The U.S. Environmental Protection Agency’s (EPA) lower ozone standard poses a challenge to Arizona based on the state’s unique geography, climate and mixed emissions sources, the Arizona Department of Environmental Quality (ADEQ) announced Oct. 2 in Phoenix.
The combination of strong sun, the fact that “air pollution does not recognize political boundaries” -- referring to the state’s proximity to California -- and limited reduction options in rural areas create a high hurdle for Arizona’s revised compliance goals.
Currently, ADEQ and its partners monitor ozone concentrations. According to EPA, most areas already see ozone levels below 70 parts per billion on most days. And industry-wise, the state is not a significant producer of internal combustion gases from vehicles.
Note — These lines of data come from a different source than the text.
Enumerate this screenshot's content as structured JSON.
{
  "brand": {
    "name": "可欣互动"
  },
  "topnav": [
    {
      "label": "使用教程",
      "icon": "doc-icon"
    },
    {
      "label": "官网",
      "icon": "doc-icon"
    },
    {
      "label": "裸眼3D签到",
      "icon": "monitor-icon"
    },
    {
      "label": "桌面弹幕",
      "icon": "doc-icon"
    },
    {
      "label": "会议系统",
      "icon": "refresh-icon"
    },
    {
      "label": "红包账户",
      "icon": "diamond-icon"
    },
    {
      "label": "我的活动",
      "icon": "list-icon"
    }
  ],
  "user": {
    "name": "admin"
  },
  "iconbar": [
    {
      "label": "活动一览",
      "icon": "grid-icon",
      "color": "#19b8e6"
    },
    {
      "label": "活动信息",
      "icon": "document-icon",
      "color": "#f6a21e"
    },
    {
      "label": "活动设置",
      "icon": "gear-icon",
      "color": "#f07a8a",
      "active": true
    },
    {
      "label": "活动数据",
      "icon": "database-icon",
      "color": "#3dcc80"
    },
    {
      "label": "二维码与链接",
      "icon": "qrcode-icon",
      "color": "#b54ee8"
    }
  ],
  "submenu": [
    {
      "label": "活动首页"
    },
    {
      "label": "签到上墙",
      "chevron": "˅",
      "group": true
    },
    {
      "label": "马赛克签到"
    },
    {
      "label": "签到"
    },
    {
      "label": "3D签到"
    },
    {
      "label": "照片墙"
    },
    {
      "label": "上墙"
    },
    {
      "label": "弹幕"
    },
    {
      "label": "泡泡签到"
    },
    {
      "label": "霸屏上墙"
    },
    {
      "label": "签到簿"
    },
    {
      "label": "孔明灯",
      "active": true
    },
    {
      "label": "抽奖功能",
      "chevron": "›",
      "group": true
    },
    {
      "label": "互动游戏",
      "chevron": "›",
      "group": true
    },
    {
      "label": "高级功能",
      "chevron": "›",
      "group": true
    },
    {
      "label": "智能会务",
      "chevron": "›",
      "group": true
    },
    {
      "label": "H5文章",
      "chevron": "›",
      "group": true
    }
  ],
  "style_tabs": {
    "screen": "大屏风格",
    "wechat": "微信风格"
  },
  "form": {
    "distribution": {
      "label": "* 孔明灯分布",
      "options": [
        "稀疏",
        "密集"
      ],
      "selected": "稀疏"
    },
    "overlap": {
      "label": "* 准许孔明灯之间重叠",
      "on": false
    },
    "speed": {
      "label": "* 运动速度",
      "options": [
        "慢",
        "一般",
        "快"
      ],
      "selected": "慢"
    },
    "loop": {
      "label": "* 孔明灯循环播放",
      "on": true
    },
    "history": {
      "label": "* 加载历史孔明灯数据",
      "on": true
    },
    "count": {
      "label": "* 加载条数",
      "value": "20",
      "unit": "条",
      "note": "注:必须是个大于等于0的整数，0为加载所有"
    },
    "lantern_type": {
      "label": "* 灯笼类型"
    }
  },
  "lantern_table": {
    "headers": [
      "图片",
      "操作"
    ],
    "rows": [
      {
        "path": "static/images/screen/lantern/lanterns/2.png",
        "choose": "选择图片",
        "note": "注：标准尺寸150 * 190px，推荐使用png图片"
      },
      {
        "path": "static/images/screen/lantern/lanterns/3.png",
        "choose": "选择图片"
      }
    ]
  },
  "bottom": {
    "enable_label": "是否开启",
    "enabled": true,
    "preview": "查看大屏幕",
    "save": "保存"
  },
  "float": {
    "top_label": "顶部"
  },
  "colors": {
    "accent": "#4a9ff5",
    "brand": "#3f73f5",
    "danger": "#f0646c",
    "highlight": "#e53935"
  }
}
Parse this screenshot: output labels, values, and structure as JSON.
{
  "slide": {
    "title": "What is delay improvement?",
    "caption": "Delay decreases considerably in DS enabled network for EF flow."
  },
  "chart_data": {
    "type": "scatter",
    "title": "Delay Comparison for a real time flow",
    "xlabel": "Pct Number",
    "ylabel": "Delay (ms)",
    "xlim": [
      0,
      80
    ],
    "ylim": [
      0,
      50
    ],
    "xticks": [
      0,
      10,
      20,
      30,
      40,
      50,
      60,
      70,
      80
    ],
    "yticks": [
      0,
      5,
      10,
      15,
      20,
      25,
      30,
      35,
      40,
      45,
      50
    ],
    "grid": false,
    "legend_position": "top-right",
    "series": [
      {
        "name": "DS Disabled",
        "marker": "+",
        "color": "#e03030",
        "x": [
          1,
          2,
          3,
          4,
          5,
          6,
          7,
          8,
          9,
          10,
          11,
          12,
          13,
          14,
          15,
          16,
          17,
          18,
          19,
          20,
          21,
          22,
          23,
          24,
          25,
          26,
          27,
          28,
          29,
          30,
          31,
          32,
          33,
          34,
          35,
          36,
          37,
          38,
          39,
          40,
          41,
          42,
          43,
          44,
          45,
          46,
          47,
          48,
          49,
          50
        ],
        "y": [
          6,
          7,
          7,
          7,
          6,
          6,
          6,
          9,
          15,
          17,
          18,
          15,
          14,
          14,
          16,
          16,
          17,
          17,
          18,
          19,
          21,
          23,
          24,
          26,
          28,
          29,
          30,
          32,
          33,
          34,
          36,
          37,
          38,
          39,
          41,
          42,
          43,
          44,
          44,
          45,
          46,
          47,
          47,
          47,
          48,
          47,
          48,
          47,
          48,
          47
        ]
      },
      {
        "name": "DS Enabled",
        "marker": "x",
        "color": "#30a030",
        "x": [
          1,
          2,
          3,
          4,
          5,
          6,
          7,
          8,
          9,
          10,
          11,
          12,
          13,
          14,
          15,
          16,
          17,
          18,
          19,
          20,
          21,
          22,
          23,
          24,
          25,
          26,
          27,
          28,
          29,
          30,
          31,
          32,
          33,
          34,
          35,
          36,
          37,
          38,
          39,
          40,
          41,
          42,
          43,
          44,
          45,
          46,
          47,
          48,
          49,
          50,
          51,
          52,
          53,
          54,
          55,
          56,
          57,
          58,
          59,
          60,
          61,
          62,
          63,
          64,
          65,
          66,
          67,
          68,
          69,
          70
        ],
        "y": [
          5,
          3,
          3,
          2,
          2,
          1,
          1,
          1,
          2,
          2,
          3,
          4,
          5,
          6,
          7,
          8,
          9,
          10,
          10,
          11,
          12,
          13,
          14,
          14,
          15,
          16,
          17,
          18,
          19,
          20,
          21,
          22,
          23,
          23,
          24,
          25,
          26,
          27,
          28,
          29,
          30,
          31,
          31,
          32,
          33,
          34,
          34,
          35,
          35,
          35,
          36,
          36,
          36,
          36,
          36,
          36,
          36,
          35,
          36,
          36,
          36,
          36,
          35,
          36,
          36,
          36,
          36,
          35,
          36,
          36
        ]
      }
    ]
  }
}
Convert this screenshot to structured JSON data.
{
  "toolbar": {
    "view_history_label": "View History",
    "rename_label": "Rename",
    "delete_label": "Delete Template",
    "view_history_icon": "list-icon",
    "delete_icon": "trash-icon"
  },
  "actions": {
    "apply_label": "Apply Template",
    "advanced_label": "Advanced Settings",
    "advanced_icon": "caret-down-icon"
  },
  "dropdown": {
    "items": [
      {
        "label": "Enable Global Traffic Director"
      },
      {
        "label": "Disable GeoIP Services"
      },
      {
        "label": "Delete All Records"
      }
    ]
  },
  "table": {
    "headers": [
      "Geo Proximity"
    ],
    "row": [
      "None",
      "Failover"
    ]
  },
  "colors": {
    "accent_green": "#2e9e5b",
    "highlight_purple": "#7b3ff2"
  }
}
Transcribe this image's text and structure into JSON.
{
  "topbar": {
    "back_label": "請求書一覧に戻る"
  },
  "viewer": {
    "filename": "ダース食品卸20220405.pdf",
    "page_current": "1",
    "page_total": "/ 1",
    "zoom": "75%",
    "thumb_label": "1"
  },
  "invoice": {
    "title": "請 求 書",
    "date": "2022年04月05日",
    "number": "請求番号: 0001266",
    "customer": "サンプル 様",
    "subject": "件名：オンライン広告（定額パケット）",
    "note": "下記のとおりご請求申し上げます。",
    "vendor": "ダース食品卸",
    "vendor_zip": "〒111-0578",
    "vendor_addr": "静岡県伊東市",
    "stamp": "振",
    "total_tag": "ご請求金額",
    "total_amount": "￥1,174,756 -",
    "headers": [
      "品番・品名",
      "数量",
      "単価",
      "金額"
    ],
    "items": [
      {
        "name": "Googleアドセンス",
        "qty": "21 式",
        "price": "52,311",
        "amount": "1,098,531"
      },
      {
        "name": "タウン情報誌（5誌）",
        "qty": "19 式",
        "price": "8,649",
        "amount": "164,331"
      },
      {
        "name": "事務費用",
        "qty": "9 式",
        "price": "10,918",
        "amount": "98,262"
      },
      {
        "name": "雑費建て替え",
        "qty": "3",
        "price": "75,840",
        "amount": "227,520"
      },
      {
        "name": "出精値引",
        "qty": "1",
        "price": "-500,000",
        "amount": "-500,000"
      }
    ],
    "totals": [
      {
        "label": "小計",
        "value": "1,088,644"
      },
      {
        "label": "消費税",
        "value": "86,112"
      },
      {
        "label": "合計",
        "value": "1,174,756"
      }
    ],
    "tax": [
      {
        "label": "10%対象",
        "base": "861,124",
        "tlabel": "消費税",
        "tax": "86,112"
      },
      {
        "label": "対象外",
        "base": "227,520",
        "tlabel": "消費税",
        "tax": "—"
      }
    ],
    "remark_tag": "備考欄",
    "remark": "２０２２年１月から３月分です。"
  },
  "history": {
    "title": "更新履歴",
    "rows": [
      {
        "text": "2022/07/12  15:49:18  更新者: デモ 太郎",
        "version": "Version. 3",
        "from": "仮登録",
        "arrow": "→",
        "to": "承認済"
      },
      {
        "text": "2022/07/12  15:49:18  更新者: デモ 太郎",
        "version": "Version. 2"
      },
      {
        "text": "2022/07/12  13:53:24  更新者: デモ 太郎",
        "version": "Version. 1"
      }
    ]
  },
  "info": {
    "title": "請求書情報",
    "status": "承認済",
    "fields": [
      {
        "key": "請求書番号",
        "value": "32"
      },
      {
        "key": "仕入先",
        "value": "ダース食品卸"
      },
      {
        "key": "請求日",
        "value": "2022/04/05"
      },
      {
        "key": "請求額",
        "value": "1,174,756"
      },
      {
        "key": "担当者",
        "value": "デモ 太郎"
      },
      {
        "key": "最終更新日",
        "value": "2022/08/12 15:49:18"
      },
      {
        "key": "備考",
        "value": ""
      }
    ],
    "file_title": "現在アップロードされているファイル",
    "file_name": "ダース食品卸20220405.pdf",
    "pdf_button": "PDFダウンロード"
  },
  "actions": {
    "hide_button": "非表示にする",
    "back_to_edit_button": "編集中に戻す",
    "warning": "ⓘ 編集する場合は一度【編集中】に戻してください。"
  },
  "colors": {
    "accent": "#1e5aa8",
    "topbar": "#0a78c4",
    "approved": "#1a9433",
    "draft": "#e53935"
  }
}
However, nine out of Arizona’s 10 monitored counties report ozone concentration levels in excess of EPA’s new standard too frequently, with Navajo County being the sole jurisdiction consistently in compliance with the new standard.
“Implementation of this new, lower standard will be difficult in Arizona,” ADEQ Air Quality Division Director Eric Massey said. “Emissions and options to reduce them are few, particularly in rural areas like La Paz County.”
Arizona has one year in which to make a proposal to EPA whether to classify its monitored counties’ air quality as being in or out of attainment with the new, lower ozone standard.
Established in 1986, the Arizona Department of Environmental Quality is the state agency responsible for protecting and enhancing the state’s public health and environment.
ADEQ will engage in a stakeholder process and invite public participation in the recommendation process.